Denmark Tourism Incorporation (DTI) formed four months ago after the now-defunct Denmark Visitor Centre shut up shop on July 31.
DTI Operations Manager Beverley Ford said the group asked the Shire of Denmark for a 20-month tenure to launch a new visitor centre, with the goal to create a business model that eventually paid for itself.
However, after an officer recommendation, the Shire was only willing to offer the organisation eight months.
“It was very disappointing. We were concerned there were some misleading points in the wording of the officer recommendation, and we tried to make it clear to the councillors that the whole guts of our proposal was that we wanted to create an attraction in the building and a model of visitor servicing that became self-sustainable,” Ms Ford said.
“That can’t be done in eight months.”
However, Shire of Denmark Acting CEO David Schober said the DTI was asking for much more than 20 months.
“I can categorically say that the proposal [Beverley] provided was a three-year tenure and a three-year option and another three years behind that, so she was asking for nine years in writing to the Shire,” he said.

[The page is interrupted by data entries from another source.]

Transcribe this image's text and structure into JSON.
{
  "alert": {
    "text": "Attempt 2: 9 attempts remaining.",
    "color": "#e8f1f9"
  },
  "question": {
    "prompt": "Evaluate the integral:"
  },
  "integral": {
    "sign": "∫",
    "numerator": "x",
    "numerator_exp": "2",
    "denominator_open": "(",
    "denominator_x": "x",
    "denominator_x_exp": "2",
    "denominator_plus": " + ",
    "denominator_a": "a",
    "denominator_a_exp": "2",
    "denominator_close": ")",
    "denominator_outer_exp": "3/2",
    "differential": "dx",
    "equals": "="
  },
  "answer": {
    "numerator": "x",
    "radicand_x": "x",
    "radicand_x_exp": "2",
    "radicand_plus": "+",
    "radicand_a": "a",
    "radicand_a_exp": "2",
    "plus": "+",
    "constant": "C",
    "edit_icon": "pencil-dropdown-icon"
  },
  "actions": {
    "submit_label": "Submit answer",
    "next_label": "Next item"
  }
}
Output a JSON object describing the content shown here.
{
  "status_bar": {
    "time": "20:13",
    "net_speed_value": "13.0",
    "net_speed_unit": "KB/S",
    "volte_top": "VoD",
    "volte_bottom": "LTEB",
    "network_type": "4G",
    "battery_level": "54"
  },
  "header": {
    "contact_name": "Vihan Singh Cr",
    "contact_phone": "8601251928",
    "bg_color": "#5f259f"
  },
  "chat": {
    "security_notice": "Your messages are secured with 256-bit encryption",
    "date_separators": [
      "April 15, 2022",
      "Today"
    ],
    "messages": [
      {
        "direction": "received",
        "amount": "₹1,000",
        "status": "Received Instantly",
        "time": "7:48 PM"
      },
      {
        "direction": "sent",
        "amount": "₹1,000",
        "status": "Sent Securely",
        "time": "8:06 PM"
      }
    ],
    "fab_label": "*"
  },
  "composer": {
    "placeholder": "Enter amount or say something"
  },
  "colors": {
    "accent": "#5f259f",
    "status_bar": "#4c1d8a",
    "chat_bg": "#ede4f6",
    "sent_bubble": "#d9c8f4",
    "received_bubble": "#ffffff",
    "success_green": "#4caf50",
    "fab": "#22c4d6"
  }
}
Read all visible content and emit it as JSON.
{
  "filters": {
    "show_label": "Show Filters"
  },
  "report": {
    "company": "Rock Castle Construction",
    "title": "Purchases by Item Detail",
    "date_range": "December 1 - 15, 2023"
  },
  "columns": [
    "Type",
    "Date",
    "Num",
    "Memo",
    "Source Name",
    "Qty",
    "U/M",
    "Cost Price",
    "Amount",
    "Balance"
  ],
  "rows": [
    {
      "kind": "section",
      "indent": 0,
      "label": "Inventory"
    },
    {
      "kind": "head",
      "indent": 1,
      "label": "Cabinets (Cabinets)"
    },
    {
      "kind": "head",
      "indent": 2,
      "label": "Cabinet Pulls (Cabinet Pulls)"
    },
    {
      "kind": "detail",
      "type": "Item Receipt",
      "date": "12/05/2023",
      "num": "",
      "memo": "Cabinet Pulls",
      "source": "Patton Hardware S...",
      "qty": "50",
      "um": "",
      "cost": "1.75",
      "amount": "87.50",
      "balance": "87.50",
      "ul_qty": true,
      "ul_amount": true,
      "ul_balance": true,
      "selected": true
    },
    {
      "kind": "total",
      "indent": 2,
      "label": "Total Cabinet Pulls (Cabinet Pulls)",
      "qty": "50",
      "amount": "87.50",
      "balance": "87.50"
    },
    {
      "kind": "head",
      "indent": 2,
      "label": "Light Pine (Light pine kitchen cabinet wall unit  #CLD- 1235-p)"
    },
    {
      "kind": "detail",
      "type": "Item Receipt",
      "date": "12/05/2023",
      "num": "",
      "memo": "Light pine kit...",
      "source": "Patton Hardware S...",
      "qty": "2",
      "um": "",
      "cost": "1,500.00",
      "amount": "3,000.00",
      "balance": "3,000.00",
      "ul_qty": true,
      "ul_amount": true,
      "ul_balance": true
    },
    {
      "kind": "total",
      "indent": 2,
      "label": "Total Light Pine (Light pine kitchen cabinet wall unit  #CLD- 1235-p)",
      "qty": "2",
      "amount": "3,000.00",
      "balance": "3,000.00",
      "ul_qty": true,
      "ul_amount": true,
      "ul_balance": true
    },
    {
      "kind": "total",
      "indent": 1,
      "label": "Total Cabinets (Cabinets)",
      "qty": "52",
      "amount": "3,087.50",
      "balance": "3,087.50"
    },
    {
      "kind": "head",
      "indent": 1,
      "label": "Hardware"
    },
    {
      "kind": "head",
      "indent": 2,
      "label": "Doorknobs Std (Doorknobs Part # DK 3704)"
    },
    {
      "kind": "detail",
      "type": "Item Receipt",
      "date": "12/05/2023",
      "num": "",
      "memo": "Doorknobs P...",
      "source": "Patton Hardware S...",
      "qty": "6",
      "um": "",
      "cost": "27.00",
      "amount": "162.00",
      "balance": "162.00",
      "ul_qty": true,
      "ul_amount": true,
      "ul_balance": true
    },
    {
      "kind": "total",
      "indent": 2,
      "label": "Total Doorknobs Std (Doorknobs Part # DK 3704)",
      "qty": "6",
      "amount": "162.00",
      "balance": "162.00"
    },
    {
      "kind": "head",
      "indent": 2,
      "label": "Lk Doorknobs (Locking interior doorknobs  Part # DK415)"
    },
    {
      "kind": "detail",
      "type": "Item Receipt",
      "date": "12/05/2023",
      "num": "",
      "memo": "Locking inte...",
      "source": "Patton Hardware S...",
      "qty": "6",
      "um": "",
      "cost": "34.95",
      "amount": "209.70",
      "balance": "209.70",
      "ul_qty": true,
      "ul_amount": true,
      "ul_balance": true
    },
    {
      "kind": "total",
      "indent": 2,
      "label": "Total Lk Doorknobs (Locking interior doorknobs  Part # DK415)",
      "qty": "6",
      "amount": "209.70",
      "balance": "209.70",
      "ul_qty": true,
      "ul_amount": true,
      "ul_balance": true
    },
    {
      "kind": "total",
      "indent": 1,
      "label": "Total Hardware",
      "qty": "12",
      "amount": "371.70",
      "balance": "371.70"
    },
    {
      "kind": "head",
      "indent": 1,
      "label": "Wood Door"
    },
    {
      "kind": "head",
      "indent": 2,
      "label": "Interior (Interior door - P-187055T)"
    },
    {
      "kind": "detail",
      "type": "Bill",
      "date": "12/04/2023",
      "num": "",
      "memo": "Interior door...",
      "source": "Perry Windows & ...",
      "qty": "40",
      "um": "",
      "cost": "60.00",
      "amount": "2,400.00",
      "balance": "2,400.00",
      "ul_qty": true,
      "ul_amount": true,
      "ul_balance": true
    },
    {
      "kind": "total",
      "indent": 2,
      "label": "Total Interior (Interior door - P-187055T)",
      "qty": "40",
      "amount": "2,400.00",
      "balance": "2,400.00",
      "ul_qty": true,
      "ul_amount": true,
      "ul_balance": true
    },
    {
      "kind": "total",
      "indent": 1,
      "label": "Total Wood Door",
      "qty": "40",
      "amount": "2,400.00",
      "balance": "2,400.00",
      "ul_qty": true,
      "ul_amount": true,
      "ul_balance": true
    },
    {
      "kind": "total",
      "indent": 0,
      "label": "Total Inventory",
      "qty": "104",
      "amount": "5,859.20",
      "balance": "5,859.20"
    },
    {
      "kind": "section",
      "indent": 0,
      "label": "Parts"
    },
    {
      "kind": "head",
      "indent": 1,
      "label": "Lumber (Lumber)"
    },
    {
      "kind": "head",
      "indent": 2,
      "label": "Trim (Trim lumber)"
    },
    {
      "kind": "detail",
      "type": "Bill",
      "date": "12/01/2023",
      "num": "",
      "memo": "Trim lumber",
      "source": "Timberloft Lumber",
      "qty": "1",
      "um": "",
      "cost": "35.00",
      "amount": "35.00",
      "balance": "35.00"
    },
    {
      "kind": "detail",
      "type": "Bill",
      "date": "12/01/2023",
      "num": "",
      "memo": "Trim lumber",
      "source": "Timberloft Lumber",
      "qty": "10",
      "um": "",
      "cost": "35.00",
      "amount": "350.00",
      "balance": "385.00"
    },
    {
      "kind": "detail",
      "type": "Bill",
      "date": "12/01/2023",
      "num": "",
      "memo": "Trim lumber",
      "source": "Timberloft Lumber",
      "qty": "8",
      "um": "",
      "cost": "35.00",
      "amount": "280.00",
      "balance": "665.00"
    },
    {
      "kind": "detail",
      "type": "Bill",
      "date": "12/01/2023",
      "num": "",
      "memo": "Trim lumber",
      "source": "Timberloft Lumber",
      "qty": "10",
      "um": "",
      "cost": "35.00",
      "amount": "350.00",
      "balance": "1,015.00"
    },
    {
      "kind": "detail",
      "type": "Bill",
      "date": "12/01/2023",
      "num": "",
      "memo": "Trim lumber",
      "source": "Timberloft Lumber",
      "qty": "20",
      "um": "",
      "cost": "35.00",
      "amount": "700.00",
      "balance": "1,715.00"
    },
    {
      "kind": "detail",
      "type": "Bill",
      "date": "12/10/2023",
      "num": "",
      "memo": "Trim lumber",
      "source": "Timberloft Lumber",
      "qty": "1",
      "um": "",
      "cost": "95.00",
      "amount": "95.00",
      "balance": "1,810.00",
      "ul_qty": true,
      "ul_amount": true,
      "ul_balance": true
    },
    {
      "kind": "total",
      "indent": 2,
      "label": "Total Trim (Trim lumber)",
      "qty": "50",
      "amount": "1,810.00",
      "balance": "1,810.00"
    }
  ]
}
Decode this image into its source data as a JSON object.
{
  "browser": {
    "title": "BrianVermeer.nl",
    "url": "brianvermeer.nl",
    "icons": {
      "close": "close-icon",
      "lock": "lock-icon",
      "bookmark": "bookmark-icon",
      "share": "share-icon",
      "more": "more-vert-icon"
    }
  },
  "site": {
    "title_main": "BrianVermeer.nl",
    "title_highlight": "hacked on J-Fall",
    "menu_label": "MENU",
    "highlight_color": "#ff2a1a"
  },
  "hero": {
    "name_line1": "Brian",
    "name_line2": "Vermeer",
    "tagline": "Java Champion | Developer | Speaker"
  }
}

“[Our offer] wasn’t saying you can only operate for eight months, but it was certainly saying you’ve got it for eight months and then we’ll renegotiate at the March quarter.
“Their proposal was to go for nine years. There was an alternate motion from a councillor that took it from eight months through to 20 months to potentially go through to June 30, 2022 but that was narrowly lost three votes to four.”
Ms Ford said DTI had written to the Shire to reject the offer.
“It is not practical in any way for us to accept it because we would be bound to fail,” she said.
“We have written this morning to the CEO and all the councillors that we would not be accepting the eight months.”
Following the disappointing outcome, Ms Ford said it was more than likely that the DTI would no longer exist in the coming months.
“We will most likely dissolve. We’ve got a few bits of action that we’re going to consider taking, then after that I’ll have to find out what is required to dissolve us.
“We feel gutted.”
Mr Schober said in the meantime a tourism strategy for Denmark would be developed to direct the future direction of the industry in the coming years.
“The theme of the meeting was that the tourism strategy was the most important element, and without a dedicated tourism strategy to guide the future use of both the building and tourism as a whole, the councillors ultimately didn’t want to be locked into something into the longer term without understanding everything from a tourism strategy perspective,” he said.
“It’ll be developed by the Shire, we’ll be seeking an expert consultant to work with the community to develop that and then to provide a draft by about March or April next year.
“That will still go forward to provide Council and the community with the Shire’s intentions around tourism.”
Mr Schober said the future of a physical facility is not set in stone. “If it’s the view of experts that a bricks and mortar visitors centre is what’s required then that’s what will be recommended, but equally if the review and community and industry come up with an alternative, then that’s ultimately how council will be guided,” he said.